___ RECORDS SHOWN ___

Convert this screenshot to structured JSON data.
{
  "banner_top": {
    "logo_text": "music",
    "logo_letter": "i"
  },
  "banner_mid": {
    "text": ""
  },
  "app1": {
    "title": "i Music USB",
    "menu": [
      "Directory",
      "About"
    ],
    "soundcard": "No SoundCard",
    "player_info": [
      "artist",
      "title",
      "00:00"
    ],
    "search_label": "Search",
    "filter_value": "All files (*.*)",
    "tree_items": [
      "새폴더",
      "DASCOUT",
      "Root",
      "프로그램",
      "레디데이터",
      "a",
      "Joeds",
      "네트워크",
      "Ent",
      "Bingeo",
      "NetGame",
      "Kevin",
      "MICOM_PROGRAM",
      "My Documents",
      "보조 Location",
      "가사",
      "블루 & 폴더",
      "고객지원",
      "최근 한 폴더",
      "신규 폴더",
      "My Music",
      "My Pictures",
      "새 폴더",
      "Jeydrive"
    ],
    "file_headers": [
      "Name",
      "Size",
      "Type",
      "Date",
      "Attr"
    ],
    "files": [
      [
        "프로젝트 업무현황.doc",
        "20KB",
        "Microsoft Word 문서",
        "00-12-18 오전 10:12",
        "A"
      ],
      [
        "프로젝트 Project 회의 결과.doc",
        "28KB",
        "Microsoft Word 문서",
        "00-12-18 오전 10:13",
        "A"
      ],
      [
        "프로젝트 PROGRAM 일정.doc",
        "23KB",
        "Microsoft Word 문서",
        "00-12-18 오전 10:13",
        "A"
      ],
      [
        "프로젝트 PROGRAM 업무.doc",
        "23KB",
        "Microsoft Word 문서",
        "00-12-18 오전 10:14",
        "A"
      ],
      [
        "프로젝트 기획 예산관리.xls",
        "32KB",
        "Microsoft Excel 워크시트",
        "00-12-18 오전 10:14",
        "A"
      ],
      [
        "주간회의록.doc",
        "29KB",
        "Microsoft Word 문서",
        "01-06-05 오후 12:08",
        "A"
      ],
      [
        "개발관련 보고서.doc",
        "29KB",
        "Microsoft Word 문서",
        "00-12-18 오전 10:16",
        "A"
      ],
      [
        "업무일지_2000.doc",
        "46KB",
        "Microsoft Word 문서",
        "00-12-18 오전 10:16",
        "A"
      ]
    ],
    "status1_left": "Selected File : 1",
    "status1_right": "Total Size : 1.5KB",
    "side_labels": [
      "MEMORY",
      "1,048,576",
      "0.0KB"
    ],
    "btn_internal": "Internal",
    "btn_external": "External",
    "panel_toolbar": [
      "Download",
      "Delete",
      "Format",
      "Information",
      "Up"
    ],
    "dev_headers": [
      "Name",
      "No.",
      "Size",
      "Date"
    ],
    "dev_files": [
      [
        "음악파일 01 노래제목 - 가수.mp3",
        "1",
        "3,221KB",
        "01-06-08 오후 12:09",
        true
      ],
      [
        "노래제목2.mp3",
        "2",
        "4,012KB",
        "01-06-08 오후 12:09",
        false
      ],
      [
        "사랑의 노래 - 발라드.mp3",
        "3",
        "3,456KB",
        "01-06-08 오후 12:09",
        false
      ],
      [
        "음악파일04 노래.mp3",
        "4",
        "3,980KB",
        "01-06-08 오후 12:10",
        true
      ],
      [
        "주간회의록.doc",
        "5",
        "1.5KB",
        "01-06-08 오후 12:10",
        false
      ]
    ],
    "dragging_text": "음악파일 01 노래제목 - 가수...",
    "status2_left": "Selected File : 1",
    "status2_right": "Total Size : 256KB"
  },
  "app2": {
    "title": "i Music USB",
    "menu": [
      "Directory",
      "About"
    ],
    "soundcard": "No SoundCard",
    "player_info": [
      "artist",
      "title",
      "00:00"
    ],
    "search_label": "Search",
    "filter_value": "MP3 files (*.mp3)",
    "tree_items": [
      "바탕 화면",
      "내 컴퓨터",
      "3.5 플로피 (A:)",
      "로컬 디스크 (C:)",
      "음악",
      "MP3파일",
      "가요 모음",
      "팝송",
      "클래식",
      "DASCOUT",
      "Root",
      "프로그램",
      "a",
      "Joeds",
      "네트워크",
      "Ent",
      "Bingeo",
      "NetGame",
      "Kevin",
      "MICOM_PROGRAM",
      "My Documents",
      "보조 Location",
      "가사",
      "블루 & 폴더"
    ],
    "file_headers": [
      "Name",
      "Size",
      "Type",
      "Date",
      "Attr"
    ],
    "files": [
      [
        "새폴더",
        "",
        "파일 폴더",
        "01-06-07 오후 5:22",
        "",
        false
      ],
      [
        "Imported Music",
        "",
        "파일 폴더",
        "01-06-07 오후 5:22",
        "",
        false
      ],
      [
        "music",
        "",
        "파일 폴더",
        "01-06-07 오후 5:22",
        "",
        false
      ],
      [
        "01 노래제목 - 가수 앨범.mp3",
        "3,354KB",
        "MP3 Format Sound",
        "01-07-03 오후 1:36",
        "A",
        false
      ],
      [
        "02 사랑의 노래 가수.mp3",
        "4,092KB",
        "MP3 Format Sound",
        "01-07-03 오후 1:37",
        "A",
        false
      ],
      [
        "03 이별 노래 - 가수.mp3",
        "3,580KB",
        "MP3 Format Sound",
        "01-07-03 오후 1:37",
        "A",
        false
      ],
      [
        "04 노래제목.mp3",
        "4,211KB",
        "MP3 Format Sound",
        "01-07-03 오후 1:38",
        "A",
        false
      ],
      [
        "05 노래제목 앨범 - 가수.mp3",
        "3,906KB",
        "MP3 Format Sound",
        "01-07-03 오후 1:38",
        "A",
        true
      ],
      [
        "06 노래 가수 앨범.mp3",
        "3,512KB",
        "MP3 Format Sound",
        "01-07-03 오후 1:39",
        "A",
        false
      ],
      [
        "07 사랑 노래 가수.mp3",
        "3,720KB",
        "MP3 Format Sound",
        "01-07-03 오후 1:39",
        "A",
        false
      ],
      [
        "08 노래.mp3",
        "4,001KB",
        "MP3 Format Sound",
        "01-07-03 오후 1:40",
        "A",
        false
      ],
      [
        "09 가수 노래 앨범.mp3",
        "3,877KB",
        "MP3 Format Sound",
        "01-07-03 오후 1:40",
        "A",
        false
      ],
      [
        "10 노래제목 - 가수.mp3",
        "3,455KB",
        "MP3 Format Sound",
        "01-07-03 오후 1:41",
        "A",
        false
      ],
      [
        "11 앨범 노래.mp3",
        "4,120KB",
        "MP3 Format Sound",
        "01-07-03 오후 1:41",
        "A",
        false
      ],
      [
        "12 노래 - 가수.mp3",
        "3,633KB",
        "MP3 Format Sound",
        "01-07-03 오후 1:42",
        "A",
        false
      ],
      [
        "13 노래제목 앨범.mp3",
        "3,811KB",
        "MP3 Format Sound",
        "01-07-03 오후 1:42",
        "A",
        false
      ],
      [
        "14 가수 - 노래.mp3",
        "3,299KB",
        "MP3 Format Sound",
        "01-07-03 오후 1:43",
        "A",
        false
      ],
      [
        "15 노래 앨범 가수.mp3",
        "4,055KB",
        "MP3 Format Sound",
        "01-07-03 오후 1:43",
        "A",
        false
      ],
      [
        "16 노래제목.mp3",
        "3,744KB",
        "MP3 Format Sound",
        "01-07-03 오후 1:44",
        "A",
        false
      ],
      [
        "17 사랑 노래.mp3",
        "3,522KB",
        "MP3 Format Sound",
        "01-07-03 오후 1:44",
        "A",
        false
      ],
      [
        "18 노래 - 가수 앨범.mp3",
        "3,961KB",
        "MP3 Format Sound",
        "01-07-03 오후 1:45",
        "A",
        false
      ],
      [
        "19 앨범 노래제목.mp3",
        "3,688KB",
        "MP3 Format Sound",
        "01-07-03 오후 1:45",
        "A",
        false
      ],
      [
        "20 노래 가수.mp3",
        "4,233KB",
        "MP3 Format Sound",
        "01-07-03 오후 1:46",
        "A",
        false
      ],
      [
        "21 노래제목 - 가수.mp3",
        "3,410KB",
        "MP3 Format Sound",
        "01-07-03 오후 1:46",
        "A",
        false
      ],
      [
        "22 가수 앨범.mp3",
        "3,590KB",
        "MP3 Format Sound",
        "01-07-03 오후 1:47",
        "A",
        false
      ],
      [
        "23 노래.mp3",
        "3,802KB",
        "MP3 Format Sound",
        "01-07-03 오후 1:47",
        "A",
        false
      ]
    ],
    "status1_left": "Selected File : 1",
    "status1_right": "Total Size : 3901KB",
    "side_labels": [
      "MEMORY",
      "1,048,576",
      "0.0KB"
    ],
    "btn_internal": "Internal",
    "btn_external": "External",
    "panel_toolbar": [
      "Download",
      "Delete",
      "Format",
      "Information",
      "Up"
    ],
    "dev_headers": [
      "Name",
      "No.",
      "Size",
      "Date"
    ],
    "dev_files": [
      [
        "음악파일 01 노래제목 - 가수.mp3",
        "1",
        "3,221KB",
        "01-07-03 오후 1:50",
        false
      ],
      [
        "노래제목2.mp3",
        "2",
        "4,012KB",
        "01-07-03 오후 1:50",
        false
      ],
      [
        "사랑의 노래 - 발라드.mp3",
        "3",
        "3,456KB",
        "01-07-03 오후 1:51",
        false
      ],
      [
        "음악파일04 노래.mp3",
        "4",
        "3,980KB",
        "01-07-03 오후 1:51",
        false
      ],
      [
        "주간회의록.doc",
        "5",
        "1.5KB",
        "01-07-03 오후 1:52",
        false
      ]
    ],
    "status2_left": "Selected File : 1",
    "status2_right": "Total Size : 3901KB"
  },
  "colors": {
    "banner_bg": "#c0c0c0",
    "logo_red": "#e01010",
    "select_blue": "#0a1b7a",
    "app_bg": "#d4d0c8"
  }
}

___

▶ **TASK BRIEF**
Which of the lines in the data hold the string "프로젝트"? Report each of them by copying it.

▶ **ANSWER TO THIS PROBLEM**
        "프로젝트 업무현황.doc",
        "프로젝트 Project 회의 결과.doc",
        "프로젝트 PROGRAM 일정.doc",
        "프로젝트 PROGRAM 업무.doc",
        "프로젝트 기획 예산관리.xls",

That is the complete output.